@DonBranson - when I was in my college's backpacking club (hiking the humid, bio-degrading forests of north Georgia, no less), we were still instructed to pack out our toilet paper. One issue is that (even if it does biodegrade), animals may dig it up and scatter it around, making an unsightly mess. I pack it out in a 2 layer ziplock bag, and its not nearly as gross as you would expect. :)
Aug
26
comment What are good knots to know for camping and backpacking?
The bowline is a strong knot, but it has issues with cyclic loading and unloading - the knot can work itself loose even when tied properly. A lot of climbers don't consider a bowline fully tied unless the end is secured with a fisherman's knot (aka, the Yosemite Finish). And many just prefer to use a Figure-8. See this discussion: outdoors.stackexchange.com/questions/1126/…
Aug
22
comment Which is more durable: Hard shell or soft shell?
+1 - that's right. Whenever you're buying an expensive piece, these days, you really have to research the fabric itself. Even "Gortex" (the biggest jacket material brand name in the USA) is really a label applied to a half dozen different fabrics with slightly different properties.
Aug
21
comment Which is more durable: Hard shell or soft shell?
I realize I didn't exactly answer the question... but I feel like hardshells and softshells are for different things, and they're both valuable. Its like asking "which is more durable, a seat belt or my car's airbags?"
Aug
20
comment Which is more durable: Hard shell or soft shell?
In US outdoor industry, "hardshell" jackets are ones with heavy nylon outer layers, while "softshells" have either cloth or polar fleece material as the outer layer. While there are some "gortex" softshells out there, most of the time if you say "gortex jacket" you mean a hardshell.
Aug
20
comment How can a walking style be changed?
instead of adding custom cushions to your shoe, could you research shoe inserts, and / or see an orthopedist and get a custom insert made? I feel like you'd get better results from that than adding weights to your opposite leg. My $0.02

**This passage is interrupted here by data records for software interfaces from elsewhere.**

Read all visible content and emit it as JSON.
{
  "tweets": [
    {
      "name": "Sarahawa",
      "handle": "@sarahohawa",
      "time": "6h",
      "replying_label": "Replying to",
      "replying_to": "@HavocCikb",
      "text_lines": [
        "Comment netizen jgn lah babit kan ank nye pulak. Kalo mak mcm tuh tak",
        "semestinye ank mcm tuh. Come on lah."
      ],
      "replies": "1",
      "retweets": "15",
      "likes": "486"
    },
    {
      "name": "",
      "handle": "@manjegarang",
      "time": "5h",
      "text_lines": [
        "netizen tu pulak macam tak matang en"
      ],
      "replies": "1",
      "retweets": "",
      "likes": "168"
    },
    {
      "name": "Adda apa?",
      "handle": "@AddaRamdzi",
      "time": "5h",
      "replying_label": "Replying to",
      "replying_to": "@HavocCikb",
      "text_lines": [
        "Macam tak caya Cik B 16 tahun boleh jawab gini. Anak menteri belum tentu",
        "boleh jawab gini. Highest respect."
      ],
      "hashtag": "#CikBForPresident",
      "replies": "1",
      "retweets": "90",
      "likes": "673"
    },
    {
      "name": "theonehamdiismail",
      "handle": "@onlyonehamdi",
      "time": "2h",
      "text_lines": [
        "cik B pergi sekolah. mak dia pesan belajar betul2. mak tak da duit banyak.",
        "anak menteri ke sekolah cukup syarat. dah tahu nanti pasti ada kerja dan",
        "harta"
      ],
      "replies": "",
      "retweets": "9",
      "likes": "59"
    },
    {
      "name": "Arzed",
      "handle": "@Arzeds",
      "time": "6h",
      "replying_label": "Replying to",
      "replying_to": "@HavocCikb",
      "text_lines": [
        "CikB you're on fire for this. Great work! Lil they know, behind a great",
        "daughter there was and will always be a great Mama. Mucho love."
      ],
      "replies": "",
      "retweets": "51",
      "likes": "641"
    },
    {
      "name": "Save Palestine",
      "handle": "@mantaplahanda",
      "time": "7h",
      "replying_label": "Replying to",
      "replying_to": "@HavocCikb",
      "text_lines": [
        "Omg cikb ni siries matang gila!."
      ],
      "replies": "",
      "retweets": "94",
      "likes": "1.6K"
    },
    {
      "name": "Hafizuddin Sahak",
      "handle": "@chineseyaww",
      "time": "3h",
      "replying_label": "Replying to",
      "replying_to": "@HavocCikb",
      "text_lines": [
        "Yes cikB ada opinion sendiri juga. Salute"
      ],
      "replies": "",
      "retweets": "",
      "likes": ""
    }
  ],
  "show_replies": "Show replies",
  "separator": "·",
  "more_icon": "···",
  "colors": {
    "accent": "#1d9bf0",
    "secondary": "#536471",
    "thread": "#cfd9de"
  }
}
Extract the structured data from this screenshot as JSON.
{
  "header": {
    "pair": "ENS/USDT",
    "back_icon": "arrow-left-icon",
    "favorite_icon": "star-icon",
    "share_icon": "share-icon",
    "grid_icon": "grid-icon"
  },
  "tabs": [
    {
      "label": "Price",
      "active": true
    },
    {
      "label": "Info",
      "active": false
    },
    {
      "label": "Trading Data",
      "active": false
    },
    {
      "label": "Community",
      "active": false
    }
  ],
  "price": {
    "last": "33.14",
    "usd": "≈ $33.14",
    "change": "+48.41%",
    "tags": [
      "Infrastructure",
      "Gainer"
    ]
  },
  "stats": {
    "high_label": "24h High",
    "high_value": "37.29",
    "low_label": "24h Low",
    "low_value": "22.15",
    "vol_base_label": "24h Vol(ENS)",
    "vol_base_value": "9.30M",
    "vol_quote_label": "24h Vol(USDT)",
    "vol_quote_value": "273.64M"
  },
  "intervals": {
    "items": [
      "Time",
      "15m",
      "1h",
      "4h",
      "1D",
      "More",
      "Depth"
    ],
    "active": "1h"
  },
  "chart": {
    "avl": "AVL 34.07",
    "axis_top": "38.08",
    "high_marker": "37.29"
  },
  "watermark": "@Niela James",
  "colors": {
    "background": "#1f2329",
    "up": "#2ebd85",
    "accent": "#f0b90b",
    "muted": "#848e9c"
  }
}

Aug
20
comment How can a walking style be changed?
I would recommend you look at online forums for runners, though. At least in the USA, there are FAR more runners than there are hikers (or almost any other recreational sport), and there are a lot of resources online for them. Your problem might be something they know how to address.
Aug
20
comment How can a walking style be changed?
good luck. If you're going to do something like that, make sure to experiment with it slowly, don't just wear the sandbag for a long hike, because the change in your stride could cause another injury to show up.
Aug
17
comment Are trekking poles proven to be helpful?
That's a good point. They only reduce the strain on your knees by transferring it to your upper body. Which for most people (other than bodybuilders or gymnasts) probably isn't as strong or efficient as their lower body.
Aug
17
comment Are trekking poles proven to be helpful?
+1 - good point. a new product isn't a silver bullet, esp. for something like knee problems.
Aug
16
comment Are trekking poles proven to be helpful?
I'd be interested if anyone else knows of different / better studies about trekking poles and knees. The OP asked if this was "proven"... I know hikers who were claiming trekking poles gave them a certain % reduction in knee strain BEFORE this 2010 study, and I'm just wondering if there's anything out there to formally back it up. Of course, personal experiences with poles helping with knee pain are also welcome. :)